I cringe every time I write about Dobbs

I am not a woman who has been told that the most fundamental aspects of her personhood are now controlled by the state. Without that lived experience, one could reasonably question why I—or any male—should presume to pontificate on the effect of Dobbs. That is a fair point I struggle with every time I write about Dobbs. So, I want to take a moment to caution all commentators writing about Dobbs (including me) not to repeat the chauvinistic error committed by Alito in his opinion. In drafting an opinion that should have turned on a delicate and excruciating balance of between the state, a fetus, and a woman, Alito barely mentioned the life-altering consequences on the woman of being forced by the state to give birth and raise a child. Alito’s omission is addressed by Philip Rotner in his essay, The Supreme Court’s Murder Suicide Pact In Overruling Roe v Wade. Writes https://minimore.com/b/SIJ0I/1

Alito dismisses that issue [the effect of a forced delivery and raising a child] – which should be at the heart of any discussion of the correctness of Roe – as not even worth discussing. He swats it away in a single pathetic paragraph:

These attempts to justify abortion through appeals to a broader right to autonomy and to define one’s ‘concept of existence’ prove too much. Those criteria, at a high level of generality, could license fundamental rights to illicit drug use, prostitution, and the like. Got that? Alito believes that recognizing autonomy over giving birth and raising a child is a concept at a high-level of generality that could lead to decisions recognizing illicit drug use, prostitution, etc. To say the least, Alito doesn’t get it. In truth, Alito doesn’t care about the burdens imposed on women for reasons known only to him. But it is a grotesque oversight that invalidates everything else he writes in Dobbs.

So, too, with commentators discussing Dobbs. The opinion is not a law-school hypothetical or a clash of legal principles. If any discussion of Dobbs does not recognize its life-altering assertion of control of the state over reproduction and personal autonomy, the discussion is mere sophistry. Dobbs has instantly demoted the legal status of 150 million American women. Even for women who live in a state that recognizes the right to abortion, the state could—if it wanted—choose to exercise dominion over women’s autonomy in the future. The existence of that contingency marks women as a disadvantaged class of Americans.

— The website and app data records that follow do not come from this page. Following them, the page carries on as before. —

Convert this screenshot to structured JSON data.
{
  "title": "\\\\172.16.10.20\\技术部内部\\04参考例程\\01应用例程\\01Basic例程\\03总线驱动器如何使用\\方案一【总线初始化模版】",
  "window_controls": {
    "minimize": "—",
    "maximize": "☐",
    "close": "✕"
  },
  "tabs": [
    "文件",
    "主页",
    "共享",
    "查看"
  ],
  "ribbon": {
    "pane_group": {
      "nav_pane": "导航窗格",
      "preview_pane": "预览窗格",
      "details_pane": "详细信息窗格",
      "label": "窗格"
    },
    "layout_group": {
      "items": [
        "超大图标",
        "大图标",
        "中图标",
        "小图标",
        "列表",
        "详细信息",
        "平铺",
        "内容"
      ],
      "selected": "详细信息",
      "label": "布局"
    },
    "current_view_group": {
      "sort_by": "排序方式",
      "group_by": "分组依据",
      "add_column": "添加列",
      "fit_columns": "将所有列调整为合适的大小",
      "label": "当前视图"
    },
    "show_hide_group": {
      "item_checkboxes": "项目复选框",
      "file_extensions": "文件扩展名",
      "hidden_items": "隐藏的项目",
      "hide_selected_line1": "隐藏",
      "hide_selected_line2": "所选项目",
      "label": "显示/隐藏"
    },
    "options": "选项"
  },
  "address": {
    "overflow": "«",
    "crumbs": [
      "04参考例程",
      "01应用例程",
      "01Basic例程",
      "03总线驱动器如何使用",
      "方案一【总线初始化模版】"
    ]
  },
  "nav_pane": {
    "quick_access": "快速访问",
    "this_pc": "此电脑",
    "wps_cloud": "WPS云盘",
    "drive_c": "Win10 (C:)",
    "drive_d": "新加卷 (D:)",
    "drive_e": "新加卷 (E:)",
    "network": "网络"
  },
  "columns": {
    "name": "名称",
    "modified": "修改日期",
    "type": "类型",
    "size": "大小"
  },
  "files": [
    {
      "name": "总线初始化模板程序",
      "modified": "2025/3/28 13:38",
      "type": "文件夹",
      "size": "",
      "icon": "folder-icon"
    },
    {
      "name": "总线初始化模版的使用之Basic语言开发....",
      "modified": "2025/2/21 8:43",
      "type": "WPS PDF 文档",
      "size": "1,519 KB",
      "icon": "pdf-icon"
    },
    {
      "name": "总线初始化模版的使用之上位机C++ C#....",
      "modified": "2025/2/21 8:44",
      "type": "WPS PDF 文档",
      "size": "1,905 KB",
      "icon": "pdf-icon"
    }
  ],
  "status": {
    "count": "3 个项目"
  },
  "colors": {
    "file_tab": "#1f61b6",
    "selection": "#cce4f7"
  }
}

So, to all of my fellow male commentators explaining why Dobbs is (or isn’t) so bad, I urge you to start and end your analyses with the impact of the decision on the lives of women in your family, workplace, community, congregation, and nation. If you fail to do that, you have no understanding of the holding in Dobbs, and, like Alito, you invalidate everything else you have to say on the subject. In that regard, I want to remind my readers of Jessica Craven’s excellent blog, Chop Wood, Carry Water. Jessica is on the front lines every day, but especially so in the aftermath of Dobbs. She urges us to action while expressing her sense of outrage from a vantage not available to me. Her column today is especially good.

I remember the morning of 9/11. As Manhattan was reeling from the horror of two commercial jetliners slamming into the World Trade Center, some federal judges in Los Angeles indignantly issued orders telling lawyers they had better show up for hearings scheduled that morning or they would be fined. In retrospect, the judges were slow to understand the magnitude of the tragedy that had struck the nation. They lacked the imagination to see beyond the immediate facts—two planes hitting a building in Manhattan—to understand that the US would forever be divided into before and after 9/11.

I think we are in a similar stage of denial and lack of imagination regarding Dobbs. Or at least some Americans are. It will take some time for Americans to understand that the US will be forever divided into a before and after Dobbs. Even if we can reverse Dobbs, which I firmly believe we can do, we will never regain our trust in a Supreme Court that surrendered so easily to naked power and hubris.

The first signs are emerging that Americans are awakening to the threat of a weaponized Court and a political party that wants to dictate whether you take birth control, who you can love, and when you must raise a family. Several polls have noted an uptick in general preference for Democratic congressional candidates in 2022. While that is encouraging, it is no cause for celebration—only a reminder that we can change the hearts and minds of Americans if are organized, dedicated, and unflagging.

The full horror of Dobbs will unfold over time. We may not win everything we want or need immediately, but we will do so over the long term. No victory is too small, no office is unimportant. It will be a long journey back. But the good news is that our return journey has already begun, and we are seeing the first stirrings of a second era of civil rights for all Americans.